• [Interface dataset entries]:
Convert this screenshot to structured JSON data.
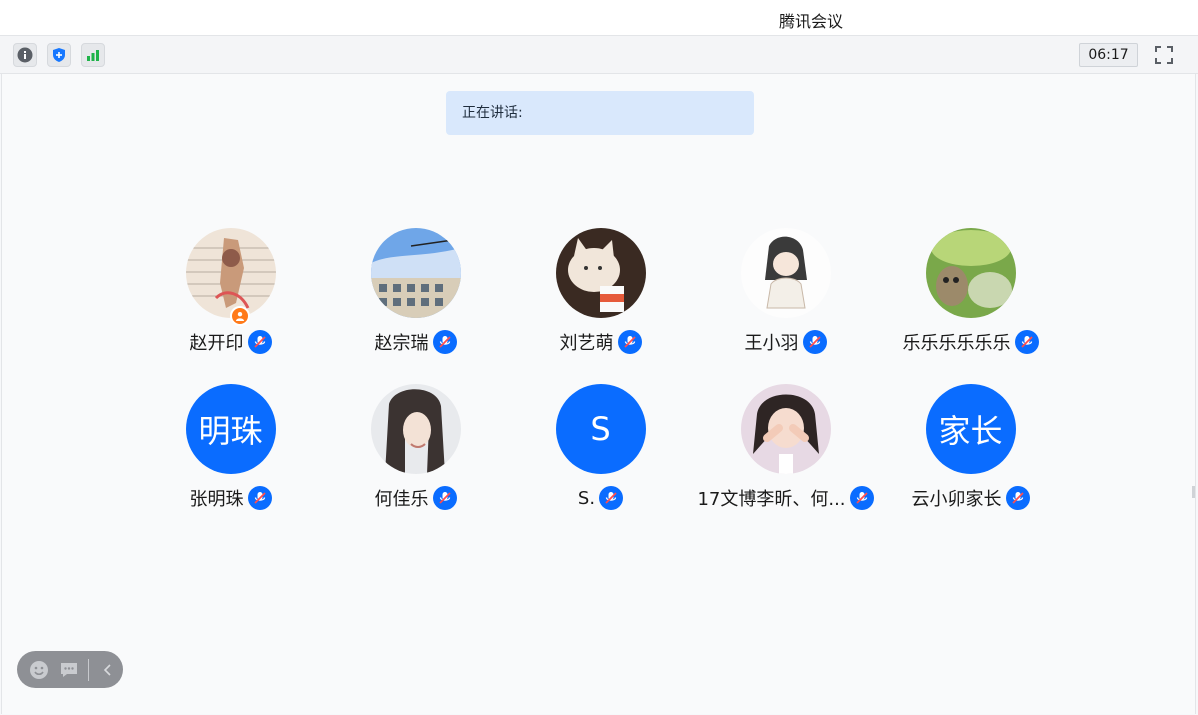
{
  "app": {
    "title": "腾讯会议"
  },
  "toolbar": {
    "icons": [
      "info-icon",
      "shield-icon",
      "signal-icon"
    ],
    "timer": "06:17",
    "fullscreen_icon": "fullscreen-icon"
  },
  "speaking": {
    "label": "正在讲话:"
  },
  "participants": [
    {
      "name": "赵开印",
      "avatar": "photo",
      "host": true
    },
    {
      "name": "赵宗瑞",
      "avatar": "photo"
    },
    {
      "name": "刘艺萌",
      "avatar": "photo"
    },
    {
      "name": "王小羽",
      "avatar": "photo"
    },
    {
      "name": "乐乐乐乐乐乐",
      "avatar": "photo"
    },
    {
      "name": "张明珠",
      "avatar": "text",
      "avatar_text": "明珠"
    },
    {
      "name": "何佳乐",
      "avatar": "photo"
    },
    {
      "name": "S.",
      "avatar": "text",
      "avatar_text": "S"
    },
    {
      "name": "17文博李昕、何...",
      "avatar": "photo"
    },
    {
      "name": "云小卯家长",
      "avatar": "text",
      "avatar_text": "家长"
    }
  ],
  "floating_bar": {
    "icons": [
      "emoji-icon",
      "chat-icon",
      "collapse-icon"
    ]
  },
  "colors": {
    "accent": "#0a6cff",
    "speaking_bg": "#d9e8fc",
    "host_badge": "#ff7a1a",
    "signal": "#1fb34a"
  }
}
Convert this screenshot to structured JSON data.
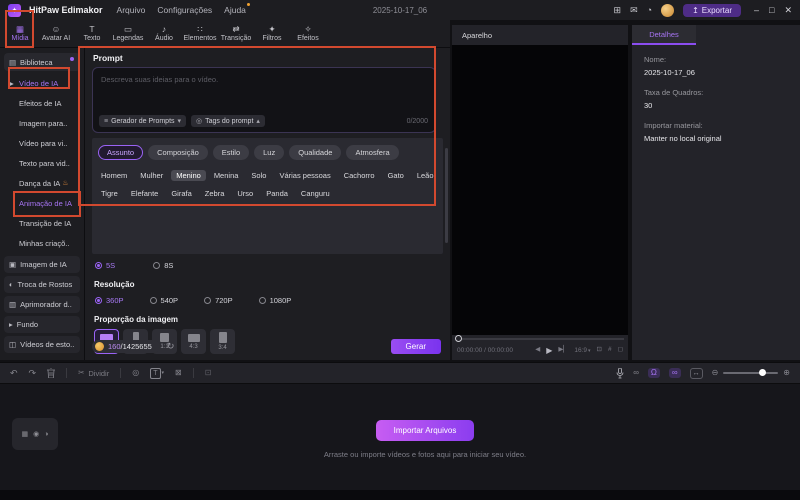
{
  "colors": {
    "accent": "#9a63f5",
    "annotation": "#d2492f",
    "coin_gold": "#d98f2b",
    "generate_gradient": [
      "#9a4df2",
      "#7a33ee"
    ],
    "import_gradient": [
      "#c75df2",
      "#8b3def"
    ]
  },
  "titlebar": {
    "app_name": "HitPaw Edimakor",
    "menu_items": [
      "Arquivo",
      "Configurações",
      "Ajuda"
    ],
    "project_title": "2025-10-17_06",
    "export_label": "Exportar"
  },
  "icons": {
    "logo": "✦",
    "panels": "⊞",
    "feedback": "✉",
    "history": "◔",
    "export_arrow": "↥",
    "minimize": "–",
    "maximize": "□",
    "close": "✕",
    "generator": "≡",
    "tags_button": "◎",
    "caret_down": "▾",
    "caret_up": "▴",
    "refresh": "↻",
    "undo": "↶",
    "redo": "↷",
    "trash": "🗑",
    "scissors": "✂",
    "marker": "◎",
    "text_tool": "T",
    "delete_text": "⊠",
    "sticker": "⊡",
    "link": "∞",
    "magnet": "Ω",
    "chain": "∞",
    "fit": "↔",
    "zoom_out": "⊖",
    "zoom_in": "⊕",
    "prev_frame": "◀",
    "play": "▶",
    "next_frame": "▶▏",
    "snapshot": "⊡",
    "crop": "#",
    "fullscreen": "◻",
    "video_track": "▦",
    "audio_track": "◉",
    "text_track": "◑"
  },
  "tabs": {
    "active": "Mídia",
    "items": [
      {
        "label": "Mídia",
        "icon": "▦"
      },
      {
        "label": "Avatar AI",
        "icon": "☺"
      },
      {
        "label": "Texto",
        "icon": "T"
      },
      {
        "label": "Legendas",
        "icon": "▭"
      },
      {
        "label": "Áudio",
        "icon": "♪"
      },
      {
        "label": "Elementos",
        "icon": "∷"
      },
      {
        "label": "Transição",
        "icon": "⇄"
      },
      {
        "label": "Filtros",
        "icon": "✦"
      },
      {
        "label": "Efeitos",
        "icon": "✧"
      }
    ]
  },
  "sidebar": {
    "items": [
      {
        "label": "Biblioteca",
        "icon": "▤"
      },
      {
        "label": "Vídeo de IA",
        "icon": "▶"
      },
      {
        "label": "Efeitos de IA"
      },
      {
        "label": "Imagem para.."
      },
      {
        "label": "Vídeo para vi.."
      },
      {
        "label": "Texto para vid.."
      },
      {
        "label": "Dança da IA",
        "badge": "♨"
      },
      {
        "label": "Animação de IA"
      },
      {
        "label": "Transição de IA"
      },
      {
        "label": "Minhas criaçõ.."
      }
    ],
    "tools": [
      {
        "label": "Imagem de IA",
        "icon": "▣"
      },
      {
        "label": "Troca de Rostos",
        "icon": "◐"
      },
      {
        "label": "Aprimorador d..",
        "icon": "▥"
      },
      {
        "label": "Fundo",
        "icon": "▸"
      },
      {
        "label": "Vídeos de esto..",
        "icon": "◫"
      }
    ]
  },
  "prompt": {
    "label": "Prompt",
    "placeholder": "Descreva suas ideias para o vídeo.",
    "generator_button": "Gerador de Prompts",
    "tags_button": "Tags do prompt",
    "char_count": "0/2000"
  },
  "tagsPanel": {
    "active_category": "Assunto",
    "categories": [
      "Assunto",
      "Composição",
      "Estilo",
      "Luz",
      "Qualidade",
      "Atmosfera"
    ],
    "selected_tag": "Menino",
    "tags": [
      "Homem",
      "Mulher",
      "Menino",
      "Menina",
      "Solo",
      "Várias pessoas",
      "Cachorro",
      "Gato",
      "Leão",
      "Tigre",
      "Elefante",
      "Girafa",
      "Zebra",
      "Urso",
      "Panda",
      "Canguru"
    ]
  },
  "duration": {
    "options": [
      "5S",
      "8S"
    ],
    "selected": "5S"
  },
  "resolution": {
    "label": "Resolução",
    "options": [
      "360P",
      "540P",
      "720P",
      "1080P"
    ],
    "selected": "360P"
  },
  "aspect_ratio": {
    "label": "Proporção da imagem",
    "options": [
      "16:9",
      "9:16",
      "1:1",
      "4:3",
      "3:4"
    ],
    "selected": "16:9"
  },
  "credits": {
    "used": "160",
    "total": "/1425655"
  },
  "generate": {
    "label": "Gerar"
  },
  "preview": {
    "title": "Aparelho",
    "time": "00:00:00 / 00:00:00",
    "ratio": "16:9"
  },
  "details": {
    "tab": "Detalhes",
    "name_label": "Nome:",
    "name_value": "2025-10-17_06",
    "fps_label": "Taxa de Quadros:",
    "fps_value": "30",
    "import_label": "Importar material:",
    "import_value": "Manter no local original"
  },
  "timeline_toolbar": {
    "divide_label": "Dividir"
  },
  "import_area": {
    "button_label": "Importar Arquivos",
    "hint": "Arraste ou importe vídeos e fotos aqui para iniciar seu vídeo."
  }
}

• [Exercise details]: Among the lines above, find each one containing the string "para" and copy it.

• [Written solution]:
        "label": "Imagem para.."
        "label": "Vídeo para vi.."
        "label": "Texto para vid.."
    "placeholder": "Descreva suas ideias para o vídeo.",
    "hint": "Arraste ou importe vídeos e fotos aqui para iniciar seu vídeo."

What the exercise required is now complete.